TASK TO COMPLETE: For the data below, please report each line where the word "退税名称不一致原因说明" is found.

>>>>

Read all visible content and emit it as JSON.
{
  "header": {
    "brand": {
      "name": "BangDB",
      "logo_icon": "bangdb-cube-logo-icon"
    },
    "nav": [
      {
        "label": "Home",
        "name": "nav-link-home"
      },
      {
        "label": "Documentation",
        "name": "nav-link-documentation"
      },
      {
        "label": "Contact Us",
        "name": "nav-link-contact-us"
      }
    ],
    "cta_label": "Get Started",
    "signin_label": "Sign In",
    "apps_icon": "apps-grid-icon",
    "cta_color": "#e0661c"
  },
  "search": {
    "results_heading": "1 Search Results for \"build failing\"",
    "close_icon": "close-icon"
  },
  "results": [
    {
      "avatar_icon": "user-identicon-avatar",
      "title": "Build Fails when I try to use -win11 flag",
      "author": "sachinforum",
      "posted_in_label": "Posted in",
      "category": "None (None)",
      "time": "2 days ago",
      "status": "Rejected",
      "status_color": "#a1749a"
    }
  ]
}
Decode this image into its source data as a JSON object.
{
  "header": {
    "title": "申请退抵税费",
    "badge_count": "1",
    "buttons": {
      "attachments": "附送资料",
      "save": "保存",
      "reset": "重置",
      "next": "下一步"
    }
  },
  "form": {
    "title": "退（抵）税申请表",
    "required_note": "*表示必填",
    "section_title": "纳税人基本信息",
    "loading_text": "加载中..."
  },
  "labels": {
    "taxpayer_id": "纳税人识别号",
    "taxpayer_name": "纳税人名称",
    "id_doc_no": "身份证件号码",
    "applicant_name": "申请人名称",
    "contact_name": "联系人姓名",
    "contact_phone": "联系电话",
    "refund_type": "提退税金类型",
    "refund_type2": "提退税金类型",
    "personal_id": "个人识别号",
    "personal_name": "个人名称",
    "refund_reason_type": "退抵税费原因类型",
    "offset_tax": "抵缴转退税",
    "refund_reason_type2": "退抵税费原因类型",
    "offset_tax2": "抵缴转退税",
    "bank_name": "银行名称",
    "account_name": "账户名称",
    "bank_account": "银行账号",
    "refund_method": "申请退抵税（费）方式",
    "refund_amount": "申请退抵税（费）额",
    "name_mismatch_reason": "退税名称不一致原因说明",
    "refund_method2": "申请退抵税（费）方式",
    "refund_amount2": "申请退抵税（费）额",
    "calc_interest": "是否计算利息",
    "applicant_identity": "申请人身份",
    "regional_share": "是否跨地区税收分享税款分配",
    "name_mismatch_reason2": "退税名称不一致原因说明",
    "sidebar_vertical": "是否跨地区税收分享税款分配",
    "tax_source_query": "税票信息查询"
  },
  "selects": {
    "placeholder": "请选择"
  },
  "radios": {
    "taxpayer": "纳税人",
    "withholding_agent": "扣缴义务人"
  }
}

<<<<

SOLUTION FOR THIS TASK:
    "name_mismatch_reason": "退税名称不一致原因说明",
    "name_mismatch_reason2": "退税名称不一致原因说明",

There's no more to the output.